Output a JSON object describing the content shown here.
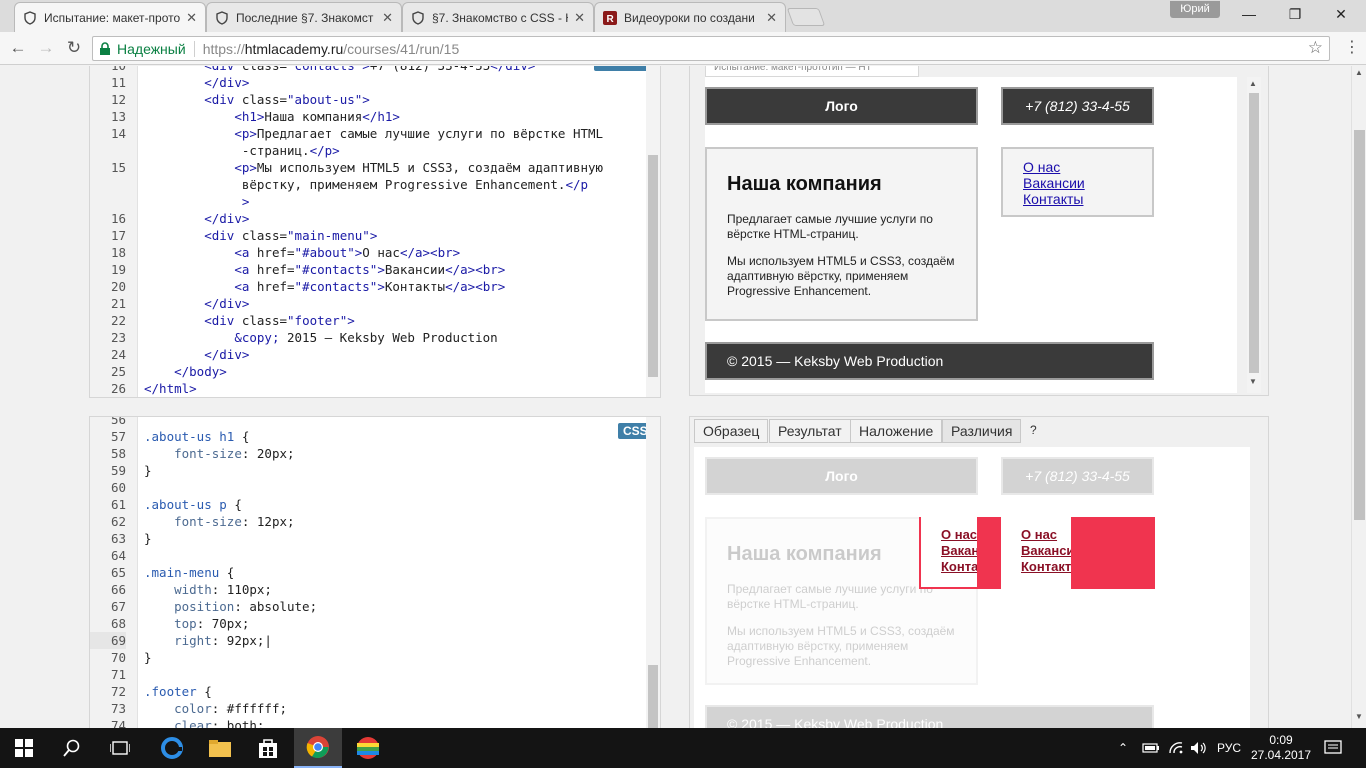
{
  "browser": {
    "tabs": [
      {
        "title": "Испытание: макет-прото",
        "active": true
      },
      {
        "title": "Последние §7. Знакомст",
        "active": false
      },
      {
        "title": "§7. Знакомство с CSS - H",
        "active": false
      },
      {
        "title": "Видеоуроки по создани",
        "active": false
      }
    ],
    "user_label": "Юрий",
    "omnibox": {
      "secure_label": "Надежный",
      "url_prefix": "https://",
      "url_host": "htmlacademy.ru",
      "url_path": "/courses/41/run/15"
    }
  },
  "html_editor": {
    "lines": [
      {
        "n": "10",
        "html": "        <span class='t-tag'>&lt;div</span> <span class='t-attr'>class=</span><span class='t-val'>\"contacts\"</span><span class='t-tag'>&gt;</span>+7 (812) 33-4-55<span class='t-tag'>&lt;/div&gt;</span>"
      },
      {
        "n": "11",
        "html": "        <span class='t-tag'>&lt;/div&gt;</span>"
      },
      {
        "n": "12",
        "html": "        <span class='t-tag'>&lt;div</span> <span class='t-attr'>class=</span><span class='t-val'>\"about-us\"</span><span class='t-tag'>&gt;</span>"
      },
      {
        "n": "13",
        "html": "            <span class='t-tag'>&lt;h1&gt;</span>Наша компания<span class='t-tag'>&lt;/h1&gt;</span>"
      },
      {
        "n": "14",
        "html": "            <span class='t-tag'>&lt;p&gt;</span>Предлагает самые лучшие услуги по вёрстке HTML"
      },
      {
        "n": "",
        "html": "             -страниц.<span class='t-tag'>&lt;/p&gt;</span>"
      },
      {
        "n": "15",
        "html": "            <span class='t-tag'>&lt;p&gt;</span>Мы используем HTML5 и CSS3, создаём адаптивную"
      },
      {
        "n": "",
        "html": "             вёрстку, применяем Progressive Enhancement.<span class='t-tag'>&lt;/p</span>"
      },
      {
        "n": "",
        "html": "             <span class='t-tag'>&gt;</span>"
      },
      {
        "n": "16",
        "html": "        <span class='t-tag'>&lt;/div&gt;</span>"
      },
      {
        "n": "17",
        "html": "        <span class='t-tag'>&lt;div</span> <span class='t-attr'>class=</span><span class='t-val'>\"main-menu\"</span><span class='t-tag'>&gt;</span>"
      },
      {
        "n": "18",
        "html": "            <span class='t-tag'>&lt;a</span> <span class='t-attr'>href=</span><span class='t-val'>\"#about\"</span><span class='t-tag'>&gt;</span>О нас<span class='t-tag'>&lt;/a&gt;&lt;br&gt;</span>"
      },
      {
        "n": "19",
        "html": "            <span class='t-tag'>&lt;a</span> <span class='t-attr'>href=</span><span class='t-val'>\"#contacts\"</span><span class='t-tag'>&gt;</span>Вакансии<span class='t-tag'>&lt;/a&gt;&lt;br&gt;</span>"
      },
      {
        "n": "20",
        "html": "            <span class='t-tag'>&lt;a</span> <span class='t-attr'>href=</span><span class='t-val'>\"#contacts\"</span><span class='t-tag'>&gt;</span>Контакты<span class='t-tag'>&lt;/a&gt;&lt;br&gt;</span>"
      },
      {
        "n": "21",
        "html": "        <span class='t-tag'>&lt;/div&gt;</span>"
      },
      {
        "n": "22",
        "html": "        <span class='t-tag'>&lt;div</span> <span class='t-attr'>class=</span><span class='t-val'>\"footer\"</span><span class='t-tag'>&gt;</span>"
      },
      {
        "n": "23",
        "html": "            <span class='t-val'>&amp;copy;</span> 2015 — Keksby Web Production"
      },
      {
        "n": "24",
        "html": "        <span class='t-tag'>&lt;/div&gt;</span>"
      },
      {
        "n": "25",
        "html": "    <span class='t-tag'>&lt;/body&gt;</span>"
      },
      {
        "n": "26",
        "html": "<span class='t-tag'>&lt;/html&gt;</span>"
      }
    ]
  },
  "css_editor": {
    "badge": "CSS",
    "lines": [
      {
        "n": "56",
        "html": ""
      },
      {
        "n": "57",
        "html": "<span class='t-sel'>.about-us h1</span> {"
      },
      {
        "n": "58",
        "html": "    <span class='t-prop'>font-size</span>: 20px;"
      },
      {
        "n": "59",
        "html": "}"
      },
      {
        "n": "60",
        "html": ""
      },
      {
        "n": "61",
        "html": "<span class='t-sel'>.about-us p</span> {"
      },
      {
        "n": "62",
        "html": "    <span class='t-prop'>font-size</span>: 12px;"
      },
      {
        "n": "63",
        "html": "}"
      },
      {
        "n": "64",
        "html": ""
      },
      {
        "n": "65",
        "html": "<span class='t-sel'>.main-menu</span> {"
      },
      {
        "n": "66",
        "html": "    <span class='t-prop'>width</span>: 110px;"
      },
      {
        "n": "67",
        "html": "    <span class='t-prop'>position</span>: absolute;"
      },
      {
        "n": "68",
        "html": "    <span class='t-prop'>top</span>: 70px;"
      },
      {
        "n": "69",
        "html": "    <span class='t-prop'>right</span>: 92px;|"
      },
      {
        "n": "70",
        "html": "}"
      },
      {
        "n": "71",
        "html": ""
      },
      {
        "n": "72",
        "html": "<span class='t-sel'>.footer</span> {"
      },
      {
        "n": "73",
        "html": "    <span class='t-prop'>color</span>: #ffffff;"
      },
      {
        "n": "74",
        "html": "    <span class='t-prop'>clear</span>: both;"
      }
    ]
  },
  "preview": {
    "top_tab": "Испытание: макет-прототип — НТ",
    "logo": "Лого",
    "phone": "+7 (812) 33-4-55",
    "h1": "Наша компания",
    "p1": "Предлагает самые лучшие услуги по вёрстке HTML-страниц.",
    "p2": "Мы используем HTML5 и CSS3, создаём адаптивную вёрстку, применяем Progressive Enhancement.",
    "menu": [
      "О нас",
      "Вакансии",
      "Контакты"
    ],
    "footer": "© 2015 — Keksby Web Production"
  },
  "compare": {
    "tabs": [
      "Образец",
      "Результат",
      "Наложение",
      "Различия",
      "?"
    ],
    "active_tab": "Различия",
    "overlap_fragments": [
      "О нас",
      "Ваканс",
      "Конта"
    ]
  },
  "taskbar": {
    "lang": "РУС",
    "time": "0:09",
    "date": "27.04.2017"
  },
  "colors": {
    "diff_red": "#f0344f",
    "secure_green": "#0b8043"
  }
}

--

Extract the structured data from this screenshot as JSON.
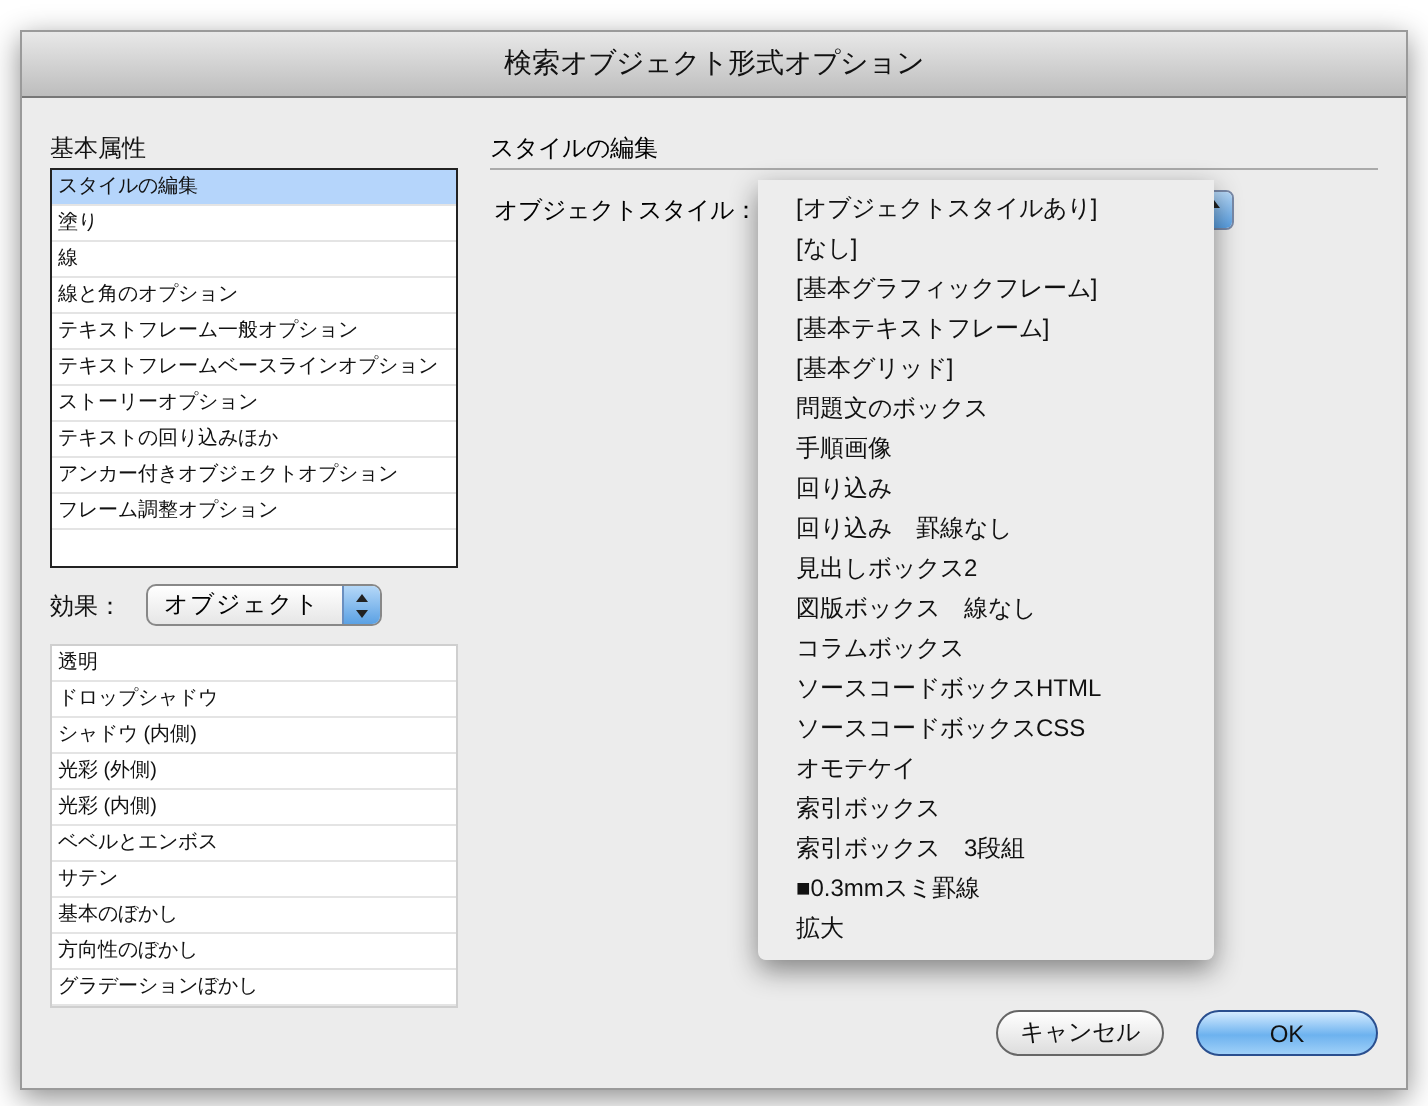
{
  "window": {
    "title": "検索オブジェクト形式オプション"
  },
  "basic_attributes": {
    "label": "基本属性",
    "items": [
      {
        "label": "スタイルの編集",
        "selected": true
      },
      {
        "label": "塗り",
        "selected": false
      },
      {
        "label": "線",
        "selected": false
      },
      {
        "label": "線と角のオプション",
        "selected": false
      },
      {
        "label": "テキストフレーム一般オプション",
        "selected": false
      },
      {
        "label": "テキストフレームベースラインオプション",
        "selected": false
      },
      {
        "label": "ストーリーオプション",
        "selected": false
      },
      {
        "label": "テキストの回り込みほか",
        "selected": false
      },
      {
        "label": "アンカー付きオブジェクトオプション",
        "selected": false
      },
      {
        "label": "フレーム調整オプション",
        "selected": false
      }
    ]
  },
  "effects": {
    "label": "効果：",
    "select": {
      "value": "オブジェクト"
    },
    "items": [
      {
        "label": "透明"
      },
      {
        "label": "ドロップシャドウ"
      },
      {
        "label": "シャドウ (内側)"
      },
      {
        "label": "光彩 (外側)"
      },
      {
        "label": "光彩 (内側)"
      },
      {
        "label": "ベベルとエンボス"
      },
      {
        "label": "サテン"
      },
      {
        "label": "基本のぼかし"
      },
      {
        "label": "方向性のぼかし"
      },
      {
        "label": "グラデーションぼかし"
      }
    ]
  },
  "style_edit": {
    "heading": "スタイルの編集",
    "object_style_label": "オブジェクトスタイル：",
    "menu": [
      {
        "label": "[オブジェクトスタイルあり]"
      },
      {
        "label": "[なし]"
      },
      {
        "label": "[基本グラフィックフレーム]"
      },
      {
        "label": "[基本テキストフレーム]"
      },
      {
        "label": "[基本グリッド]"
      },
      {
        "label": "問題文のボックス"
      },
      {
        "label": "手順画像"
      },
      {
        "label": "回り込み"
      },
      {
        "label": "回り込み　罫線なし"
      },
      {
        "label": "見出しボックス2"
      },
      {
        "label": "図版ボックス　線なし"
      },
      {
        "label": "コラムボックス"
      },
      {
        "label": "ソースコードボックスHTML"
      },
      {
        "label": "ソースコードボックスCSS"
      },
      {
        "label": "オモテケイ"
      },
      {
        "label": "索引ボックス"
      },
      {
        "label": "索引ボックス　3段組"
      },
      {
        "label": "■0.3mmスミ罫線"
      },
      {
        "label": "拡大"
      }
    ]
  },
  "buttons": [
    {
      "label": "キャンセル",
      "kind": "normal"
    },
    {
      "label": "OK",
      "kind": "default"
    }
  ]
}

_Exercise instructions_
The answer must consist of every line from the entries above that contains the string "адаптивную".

_Response to this exercise_
        "html": "            <span class='t-tag'>&lt;p&gt;</span>Мы используем HTML5 и CSS3, создаём адаптивную"
    "p2": "Мы используем HTML5 и CSS3, создаём адаптивную вёрстку, применяем Progressive Enhancement.",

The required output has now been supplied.